• _PROMPT_
Show, from the entries below, every line in which "Accounts" appears.

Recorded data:
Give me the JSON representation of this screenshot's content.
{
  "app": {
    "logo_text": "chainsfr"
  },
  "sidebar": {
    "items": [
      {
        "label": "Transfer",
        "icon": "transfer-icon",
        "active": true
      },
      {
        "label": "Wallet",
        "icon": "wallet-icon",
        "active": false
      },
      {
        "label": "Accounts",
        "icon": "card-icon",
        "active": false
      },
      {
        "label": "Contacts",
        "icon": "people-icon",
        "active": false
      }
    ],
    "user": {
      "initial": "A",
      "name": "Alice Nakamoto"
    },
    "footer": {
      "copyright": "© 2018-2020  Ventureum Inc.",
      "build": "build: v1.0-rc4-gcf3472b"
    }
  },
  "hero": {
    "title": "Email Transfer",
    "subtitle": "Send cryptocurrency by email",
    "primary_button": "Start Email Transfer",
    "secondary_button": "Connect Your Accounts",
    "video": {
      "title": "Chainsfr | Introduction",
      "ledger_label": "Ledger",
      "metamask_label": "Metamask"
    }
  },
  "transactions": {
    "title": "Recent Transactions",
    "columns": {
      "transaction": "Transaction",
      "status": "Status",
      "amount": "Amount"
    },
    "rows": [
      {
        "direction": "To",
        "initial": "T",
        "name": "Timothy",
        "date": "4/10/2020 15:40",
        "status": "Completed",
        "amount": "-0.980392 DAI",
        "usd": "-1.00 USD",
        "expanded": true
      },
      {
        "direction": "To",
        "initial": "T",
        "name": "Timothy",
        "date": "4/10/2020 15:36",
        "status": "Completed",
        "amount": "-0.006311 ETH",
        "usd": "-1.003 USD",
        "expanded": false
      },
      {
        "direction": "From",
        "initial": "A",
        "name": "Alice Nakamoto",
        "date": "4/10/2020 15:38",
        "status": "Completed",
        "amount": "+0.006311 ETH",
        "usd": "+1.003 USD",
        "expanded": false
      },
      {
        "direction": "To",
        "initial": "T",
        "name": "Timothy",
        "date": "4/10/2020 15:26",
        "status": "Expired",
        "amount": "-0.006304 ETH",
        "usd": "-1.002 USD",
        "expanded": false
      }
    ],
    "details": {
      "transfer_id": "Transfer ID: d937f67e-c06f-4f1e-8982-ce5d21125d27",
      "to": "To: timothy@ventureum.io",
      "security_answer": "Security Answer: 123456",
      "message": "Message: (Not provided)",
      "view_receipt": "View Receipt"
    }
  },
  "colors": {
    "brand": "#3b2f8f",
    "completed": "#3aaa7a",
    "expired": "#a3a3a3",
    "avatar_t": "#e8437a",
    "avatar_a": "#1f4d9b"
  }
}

• _EXERCISE ANSWER_
        "label": "Accounts",
    "secondary_button": "Connect Your Accounts",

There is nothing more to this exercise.